Work instructions
Please show each line of the listing where "circle" is present.

┄┄┄┄┄┄┄┄┄┄┄┄┄┄┄┄┄┄┄┄

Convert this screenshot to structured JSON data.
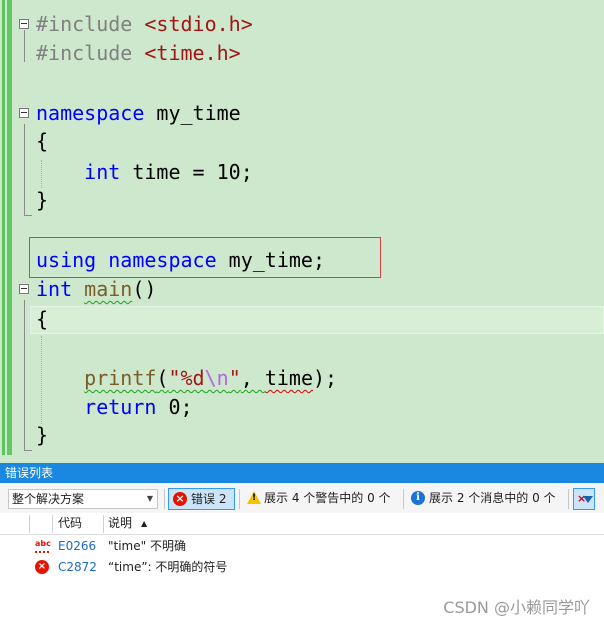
{
  "editor": {
    "lines": {
      "l1": {
        "pp": "#include ",
        "arg": "<stdio.h>"
      },
      "l2": {
        "pp": "#include ",
        "arg": "<time.h>"
      },
      "l4": {
        "kw": "namespace",
        "name": " my_time"
      },
      "l5": {
        "text": "{"
      },
      "l6": {
        "indent": "    ",
        "kw": "int",
        "rest": " time = 10;"
      },
      "l7": {
        "text": "}"
      },
      "l9": {
        "kw1": "using",
        "sp": " ",
        "kw2": "namespace",
        "rest": " my_time;"
      },
      "l10": {
        "kw": "int",
        "sp": " ",
        "fn": "main",
        "rest": "()"
      },
      "l11": {
        "text": "{"
      },
      "l13": {
        "indent": "    ",
        "fn": "printf",
        "open": "(",
        "str1": "\"%d",
        "esc": "\\n",
        "str2": "\"",
        "comma": ", ",
        "arg": "time",
        "close": ");"
      },
      "l14": {
        "indent": "    ",
        "kw": "return",
        "rest": " 0;"
      },
      "l15": {
        "text": "}"
      }
    }
  },
  "error_list": {
    "title": "错误列表",
    "scope": "整个解决方案",
    "errors_btn": "错误 2",
    "warnings_btn": "展示 4 个警告中的 0 个",
    "messages_btn": "展示 2 个消息中的 0 个",
    "columns": {
      "code": "代码",
      "desc": "说明",
      "sort_glyph": "▲"
    },
    "rows": [
      {
        "code": "E0266",
        "desc": "\"time\" 不明确"
      },
      {
        "code": "C2872",
        "desc": "“time”: 不明确的符号"
      }
    ]
  },
  "icons": {
    "error": "error-circle-icon",
    "warning": "warning-triangle-icon",
    "info": "info-circle-icon",
    "spell": "abc-squiggle-icon",
    "filter": "filter-funnel-icon"
  },
  "watermark": "CSDN @小赖同学吖",
  "colors": {
    "editor_bg": "#cde8cc",
    "keyword": "#0000ff",
    "string": "#a31515",
    "preprocessor": "#808080",
    "accent": "#1a88e0",
    "error": "#e51400",
    "highlight_box": "#e04040"
  }
}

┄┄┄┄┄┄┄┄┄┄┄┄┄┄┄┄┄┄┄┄

Output of the exercise
    "error": "error-circle-icon",
    "info": "info-circle-icon",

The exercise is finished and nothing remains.